iv Exits

Exits through trade sales were the most prominent form of divestment in 2017, with a small number of exits through IPOs.

As has been the case in the past few years, market sentiment has required private equity investors to retain shareholdings in the investee company post-listing; however, the terms of escrow now commonly permit sponsors to sell down part of their escrowed shareholding if the share price increases for a period after listing. TPG retained a 47 per cent shareholding in Inghams after listing. The escrow arrangements between TPG and Inghams provided that TPG could sell one-third of its shares before 24 December 2016 and its remaining holding by 1 July 2017. It is often the case that private equity investors will sell their shareholding as they exit escrow.

2017 saw a number of private equity firms exit from investments in companies that listed in 2016 and earlier. Private Equity Partners fully exited Link Group, which underwent an IPO in October 2015, Bain Capital sold down a portion of its stake in MYOB for A$350 million and Advent sold its remaining shares in Integral Diagnostics.

iv REGULATORY DEVELOPMENTS

The Corporations Act is the main legislative instrument that governs the conduct of private equity sponsors and compliance with the Corporations Act is overseen by ASIC.

Generally, an entity carrying on a ‘financial services’ business in Australia must hold an Australian financial services licence (AFSL), unless an exemption applies. Statutory and common-law tests are applied in order to determine whether a financial services business is being carried on in Australia and an entity may be required to hold an AFSL even though it has no physical presence in Australia. AFSLs are issued by ASIC and licence holders are subject to a range of obligations, including in relation to capital adequacy, organisational competence, reporting and holding client assets.

Generally, ‘financial services’ include:

  • a provision of financial product advice;
  • b dealing in a financial product; and
  • c making a market for a financial product.

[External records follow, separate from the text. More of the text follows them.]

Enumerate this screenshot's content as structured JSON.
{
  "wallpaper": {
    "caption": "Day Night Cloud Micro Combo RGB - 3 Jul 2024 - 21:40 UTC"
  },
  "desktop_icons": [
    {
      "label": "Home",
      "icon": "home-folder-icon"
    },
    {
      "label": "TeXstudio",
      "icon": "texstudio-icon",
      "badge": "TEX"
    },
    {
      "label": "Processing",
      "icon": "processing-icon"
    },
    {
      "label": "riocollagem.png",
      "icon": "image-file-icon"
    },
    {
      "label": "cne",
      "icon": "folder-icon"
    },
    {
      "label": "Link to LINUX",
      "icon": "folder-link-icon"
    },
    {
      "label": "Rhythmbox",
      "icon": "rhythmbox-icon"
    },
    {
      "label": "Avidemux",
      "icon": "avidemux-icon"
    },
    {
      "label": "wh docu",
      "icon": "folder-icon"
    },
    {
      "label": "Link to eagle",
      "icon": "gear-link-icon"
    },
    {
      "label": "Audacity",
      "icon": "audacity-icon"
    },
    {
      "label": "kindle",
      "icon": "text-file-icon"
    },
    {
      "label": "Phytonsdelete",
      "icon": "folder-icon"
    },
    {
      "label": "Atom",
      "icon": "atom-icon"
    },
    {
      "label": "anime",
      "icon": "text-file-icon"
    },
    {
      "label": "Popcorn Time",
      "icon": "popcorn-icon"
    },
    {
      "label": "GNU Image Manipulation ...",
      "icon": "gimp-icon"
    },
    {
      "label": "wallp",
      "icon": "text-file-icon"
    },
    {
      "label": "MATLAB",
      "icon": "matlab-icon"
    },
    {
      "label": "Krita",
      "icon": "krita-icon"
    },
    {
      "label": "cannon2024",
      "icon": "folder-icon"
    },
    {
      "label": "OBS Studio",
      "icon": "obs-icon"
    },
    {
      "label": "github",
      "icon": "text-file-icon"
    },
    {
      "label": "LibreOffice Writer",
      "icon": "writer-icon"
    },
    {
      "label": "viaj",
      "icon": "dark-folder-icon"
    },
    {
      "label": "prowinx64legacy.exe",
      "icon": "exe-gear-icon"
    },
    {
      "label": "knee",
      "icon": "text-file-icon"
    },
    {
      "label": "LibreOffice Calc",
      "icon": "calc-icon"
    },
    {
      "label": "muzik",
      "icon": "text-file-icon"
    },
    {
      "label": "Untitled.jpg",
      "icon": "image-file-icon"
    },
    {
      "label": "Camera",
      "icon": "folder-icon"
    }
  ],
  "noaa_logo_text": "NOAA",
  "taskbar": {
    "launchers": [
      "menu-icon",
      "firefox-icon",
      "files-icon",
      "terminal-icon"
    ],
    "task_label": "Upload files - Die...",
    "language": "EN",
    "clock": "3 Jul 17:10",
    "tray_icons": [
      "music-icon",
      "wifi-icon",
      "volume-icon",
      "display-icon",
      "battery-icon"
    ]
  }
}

A ‘financial product’ is broadly defined and includes a facility through which, or through the acquisition of which, a person makes a financial investment, manages financial risk or makes non-cash payments.

There are no specific legal restrictions or conditions imposed on how a private equity firm conducts a sale process for its stake in an investee company, however, as discussed above, depending on the identity of the buyer, the sale may require approval from Australian regulatory bodies, such as the approval of the Treasurer under Australian foreign investment laws or ACCC clearance. Where an IPO is used, there is a high level of disclosure required in order to offer shares in connection with a listing. Misleading or deceptive information in disclosure documents prepared in connection with an IPO attracts significant penalties under the Corporations Act. This statutory liability extends to the individuals and entities involved in the listing or the preparation of the disclosure document (including personal liability for current or proposed directors).

v OUTLOOK

Transaction activity for FY2018 is expected to continue to be strong as a result of an increase in fundraising by Australian private equity funds, as well as interest in Australian assets from overseas private equity firms. Solid Australian business conditions that have arisen as a result of low interest rates and a competitive Australian dollar should also provide support for private equity transaction activity in FY2018. A number of extremely large potential transactions have been mooted by the media, with a collective A$7.69 billion of ‘dry powder’ ready to be deployed by private equity and venture capital funds into promising high-growth businesses.

Private equity transactions within the healthcare and life sciences sector are expected to continue to increase. The acquisition of iNova Pharmaceuticals by Private Equity Partners and the Carlyle Group is indicative of the growth in this area.

1 Tim Gordon and John Williamson-Noble are partners and James Campisi is a lawyer at Gilbert + Tobin.

2 Unless otherwise stated, data cited in this article is based on AVCAL’s 2017 Yearbook, available at https://www.avcal.com.au/documents/item/1560.